(DATASET EXTRACT Opens)
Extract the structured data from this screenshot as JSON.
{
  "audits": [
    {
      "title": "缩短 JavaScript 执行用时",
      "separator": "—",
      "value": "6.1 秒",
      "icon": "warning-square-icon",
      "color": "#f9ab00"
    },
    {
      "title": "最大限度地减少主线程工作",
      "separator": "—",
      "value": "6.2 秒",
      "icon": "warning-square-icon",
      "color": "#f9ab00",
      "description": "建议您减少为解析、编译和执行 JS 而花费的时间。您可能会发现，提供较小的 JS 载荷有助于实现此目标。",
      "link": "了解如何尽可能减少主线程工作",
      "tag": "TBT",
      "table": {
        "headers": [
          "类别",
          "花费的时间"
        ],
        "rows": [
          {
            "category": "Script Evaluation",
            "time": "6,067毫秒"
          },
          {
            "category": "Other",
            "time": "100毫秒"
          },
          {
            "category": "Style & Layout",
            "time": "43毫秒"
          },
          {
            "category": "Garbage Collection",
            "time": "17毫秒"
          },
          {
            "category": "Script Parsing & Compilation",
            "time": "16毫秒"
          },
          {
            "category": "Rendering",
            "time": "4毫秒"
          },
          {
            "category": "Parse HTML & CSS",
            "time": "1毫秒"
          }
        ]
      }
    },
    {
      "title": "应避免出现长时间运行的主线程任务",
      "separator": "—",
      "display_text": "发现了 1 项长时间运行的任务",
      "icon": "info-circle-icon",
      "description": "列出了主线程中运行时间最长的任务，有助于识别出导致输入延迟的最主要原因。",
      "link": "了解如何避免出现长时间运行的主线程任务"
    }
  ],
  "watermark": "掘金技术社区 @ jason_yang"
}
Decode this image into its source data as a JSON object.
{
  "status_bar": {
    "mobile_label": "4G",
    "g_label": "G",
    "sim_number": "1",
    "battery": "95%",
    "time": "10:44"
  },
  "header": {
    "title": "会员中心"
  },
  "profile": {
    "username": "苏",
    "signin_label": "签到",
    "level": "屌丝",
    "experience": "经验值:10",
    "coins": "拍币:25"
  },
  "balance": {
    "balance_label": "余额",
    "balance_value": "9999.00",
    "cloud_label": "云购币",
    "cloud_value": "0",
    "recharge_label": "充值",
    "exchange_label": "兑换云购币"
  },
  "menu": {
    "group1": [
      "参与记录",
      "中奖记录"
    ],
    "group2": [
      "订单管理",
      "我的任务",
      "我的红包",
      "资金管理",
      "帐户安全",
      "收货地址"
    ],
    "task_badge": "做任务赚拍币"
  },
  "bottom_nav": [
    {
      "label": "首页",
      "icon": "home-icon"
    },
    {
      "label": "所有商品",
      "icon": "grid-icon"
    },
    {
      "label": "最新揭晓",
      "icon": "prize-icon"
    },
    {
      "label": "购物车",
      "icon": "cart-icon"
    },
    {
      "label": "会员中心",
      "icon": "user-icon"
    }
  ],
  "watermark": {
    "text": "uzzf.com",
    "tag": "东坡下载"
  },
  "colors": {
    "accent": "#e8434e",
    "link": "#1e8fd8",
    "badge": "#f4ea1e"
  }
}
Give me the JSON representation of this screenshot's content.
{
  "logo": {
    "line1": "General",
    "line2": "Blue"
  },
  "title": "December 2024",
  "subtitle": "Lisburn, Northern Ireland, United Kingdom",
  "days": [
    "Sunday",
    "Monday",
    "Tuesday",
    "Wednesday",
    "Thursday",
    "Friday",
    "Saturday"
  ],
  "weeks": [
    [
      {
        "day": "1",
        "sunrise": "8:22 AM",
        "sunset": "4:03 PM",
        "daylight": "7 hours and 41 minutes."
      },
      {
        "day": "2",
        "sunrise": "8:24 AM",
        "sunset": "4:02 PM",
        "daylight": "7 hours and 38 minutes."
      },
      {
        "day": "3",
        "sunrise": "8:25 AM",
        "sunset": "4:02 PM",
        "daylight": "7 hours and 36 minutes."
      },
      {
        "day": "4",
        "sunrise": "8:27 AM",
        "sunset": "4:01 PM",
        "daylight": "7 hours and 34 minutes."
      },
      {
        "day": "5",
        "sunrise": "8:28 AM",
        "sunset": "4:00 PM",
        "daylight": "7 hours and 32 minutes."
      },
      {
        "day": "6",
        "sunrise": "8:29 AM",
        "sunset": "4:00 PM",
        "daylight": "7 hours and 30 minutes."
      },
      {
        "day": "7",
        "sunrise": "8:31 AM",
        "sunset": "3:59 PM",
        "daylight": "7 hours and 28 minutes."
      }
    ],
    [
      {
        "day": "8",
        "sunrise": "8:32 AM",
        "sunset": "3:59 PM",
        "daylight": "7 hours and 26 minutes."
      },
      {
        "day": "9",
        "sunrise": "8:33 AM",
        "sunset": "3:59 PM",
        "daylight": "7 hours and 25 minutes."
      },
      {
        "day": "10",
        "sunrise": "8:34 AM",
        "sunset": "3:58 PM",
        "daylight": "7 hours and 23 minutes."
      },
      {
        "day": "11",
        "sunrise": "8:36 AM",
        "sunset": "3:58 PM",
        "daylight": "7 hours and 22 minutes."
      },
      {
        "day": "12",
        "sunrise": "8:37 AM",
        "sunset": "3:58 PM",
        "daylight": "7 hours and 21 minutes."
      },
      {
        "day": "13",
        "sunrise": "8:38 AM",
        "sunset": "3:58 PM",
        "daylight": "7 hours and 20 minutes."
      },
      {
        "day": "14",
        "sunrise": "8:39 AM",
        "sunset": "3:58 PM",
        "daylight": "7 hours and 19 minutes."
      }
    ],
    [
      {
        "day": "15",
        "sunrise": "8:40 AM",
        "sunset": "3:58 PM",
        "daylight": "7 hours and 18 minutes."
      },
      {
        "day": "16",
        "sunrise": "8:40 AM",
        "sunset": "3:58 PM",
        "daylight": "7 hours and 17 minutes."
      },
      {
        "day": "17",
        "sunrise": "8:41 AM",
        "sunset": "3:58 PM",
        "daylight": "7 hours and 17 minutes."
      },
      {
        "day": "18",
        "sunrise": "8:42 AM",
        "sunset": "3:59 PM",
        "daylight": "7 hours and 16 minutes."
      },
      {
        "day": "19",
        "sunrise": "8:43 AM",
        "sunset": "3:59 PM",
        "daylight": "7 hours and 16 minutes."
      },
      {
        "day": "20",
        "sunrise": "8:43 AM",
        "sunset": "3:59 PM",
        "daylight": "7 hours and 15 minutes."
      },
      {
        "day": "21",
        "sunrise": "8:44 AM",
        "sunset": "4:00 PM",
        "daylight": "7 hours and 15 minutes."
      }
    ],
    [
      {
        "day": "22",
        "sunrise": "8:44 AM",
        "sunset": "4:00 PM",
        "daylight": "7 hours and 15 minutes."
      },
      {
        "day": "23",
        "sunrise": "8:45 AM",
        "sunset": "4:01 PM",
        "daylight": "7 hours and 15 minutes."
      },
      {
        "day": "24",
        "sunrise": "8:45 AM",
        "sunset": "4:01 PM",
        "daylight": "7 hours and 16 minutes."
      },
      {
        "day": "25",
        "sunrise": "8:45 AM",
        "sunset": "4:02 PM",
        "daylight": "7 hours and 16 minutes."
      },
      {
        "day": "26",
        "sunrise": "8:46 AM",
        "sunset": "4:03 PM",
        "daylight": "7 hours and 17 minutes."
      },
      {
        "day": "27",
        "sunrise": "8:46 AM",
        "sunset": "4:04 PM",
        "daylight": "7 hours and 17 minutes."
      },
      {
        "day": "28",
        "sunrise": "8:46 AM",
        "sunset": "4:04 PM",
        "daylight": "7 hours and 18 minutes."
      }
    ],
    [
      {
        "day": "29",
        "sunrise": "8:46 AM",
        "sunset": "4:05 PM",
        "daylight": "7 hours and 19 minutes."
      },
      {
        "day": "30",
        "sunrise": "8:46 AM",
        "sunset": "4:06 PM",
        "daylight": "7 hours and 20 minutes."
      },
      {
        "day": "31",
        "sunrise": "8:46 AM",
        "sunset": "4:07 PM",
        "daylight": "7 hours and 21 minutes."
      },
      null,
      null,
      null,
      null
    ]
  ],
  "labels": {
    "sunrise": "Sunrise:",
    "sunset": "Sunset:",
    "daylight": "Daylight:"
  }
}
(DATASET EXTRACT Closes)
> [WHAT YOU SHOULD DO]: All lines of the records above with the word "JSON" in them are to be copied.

> [TASK OUTPUT]:
Extract the structured data from this screenshot as JSON.
Decode this image into its source data as a JSON object.
Give me the JSON representation of this screenshot's content.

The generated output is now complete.